** INPUT RECORDS **
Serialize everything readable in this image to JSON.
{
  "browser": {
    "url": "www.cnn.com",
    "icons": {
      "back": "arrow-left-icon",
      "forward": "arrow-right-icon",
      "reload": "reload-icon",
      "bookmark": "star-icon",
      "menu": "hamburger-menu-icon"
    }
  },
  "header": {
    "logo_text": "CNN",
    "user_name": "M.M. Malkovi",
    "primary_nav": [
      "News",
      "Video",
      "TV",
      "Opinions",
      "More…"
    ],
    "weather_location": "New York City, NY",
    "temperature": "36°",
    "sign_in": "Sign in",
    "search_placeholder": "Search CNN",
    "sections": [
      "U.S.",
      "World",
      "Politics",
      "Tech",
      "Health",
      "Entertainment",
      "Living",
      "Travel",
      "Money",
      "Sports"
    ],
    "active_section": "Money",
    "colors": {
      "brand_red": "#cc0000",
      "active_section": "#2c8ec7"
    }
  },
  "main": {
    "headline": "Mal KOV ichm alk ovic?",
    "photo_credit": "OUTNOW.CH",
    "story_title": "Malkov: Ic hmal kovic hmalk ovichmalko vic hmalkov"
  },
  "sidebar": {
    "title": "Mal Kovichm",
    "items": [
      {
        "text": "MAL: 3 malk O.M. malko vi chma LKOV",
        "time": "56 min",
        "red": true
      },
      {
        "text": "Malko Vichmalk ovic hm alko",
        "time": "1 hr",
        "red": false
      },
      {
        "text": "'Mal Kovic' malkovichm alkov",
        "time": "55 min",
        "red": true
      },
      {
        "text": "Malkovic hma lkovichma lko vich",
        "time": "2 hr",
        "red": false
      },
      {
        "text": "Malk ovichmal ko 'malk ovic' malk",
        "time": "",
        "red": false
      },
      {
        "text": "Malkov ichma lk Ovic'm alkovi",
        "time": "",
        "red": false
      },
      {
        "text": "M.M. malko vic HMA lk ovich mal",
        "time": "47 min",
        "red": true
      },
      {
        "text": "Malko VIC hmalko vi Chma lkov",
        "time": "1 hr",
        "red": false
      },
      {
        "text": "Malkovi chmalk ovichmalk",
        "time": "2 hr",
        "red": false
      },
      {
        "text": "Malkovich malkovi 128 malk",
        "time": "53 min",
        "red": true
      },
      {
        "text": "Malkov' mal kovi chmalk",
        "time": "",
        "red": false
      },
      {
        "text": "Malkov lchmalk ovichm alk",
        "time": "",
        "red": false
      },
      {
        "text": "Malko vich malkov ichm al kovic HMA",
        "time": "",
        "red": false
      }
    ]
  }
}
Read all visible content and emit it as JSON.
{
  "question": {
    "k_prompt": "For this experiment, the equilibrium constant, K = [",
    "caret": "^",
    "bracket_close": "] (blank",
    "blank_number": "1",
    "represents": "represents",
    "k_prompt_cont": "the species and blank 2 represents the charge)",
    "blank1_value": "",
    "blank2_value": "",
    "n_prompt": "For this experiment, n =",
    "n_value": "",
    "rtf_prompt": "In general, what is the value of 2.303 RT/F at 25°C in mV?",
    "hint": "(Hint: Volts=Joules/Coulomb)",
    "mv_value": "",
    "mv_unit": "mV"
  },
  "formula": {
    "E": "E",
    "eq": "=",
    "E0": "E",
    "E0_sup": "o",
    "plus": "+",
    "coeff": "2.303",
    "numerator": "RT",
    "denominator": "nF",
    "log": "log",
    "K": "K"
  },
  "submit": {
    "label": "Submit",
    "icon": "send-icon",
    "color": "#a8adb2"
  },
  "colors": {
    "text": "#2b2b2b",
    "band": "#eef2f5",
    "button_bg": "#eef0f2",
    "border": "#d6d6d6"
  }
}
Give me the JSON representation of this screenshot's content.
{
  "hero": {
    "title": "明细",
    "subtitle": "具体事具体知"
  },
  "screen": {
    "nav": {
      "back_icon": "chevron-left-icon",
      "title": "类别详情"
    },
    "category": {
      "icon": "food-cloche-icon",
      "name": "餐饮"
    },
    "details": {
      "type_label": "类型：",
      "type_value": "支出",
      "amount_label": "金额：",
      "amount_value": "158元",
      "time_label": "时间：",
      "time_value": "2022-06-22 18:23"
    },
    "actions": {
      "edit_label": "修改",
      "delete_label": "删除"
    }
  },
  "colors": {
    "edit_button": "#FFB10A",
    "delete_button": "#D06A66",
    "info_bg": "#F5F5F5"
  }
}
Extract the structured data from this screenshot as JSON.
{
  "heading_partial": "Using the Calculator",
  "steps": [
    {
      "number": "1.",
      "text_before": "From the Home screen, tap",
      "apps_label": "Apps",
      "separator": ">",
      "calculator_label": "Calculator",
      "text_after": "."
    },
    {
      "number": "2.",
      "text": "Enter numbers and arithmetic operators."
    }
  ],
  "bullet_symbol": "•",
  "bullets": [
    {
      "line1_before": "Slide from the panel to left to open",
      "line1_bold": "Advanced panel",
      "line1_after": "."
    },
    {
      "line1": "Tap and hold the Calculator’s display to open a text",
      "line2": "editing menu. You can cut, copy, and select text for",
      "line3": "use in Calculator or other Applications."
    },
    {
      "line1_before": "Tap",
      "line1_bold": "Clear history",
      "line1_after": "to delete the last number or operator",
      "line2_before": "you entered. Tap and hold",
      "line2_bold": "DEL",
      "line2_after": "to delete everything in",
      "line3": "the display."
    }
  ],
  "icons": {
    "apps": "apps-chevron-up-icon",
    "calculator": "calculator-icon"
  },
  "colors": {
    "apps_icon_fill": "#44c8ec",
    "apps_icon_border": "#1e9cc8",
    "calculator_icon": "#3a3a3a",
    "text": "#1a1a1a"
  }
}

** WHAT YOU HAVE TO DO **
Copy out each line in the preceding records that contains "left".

** OUTPUT OF THE TASK **
      "back": "arrow-left-icon",
      "back_icon": "chevron-left-icon",
      "line1_before": "Slide from the panel to left to open",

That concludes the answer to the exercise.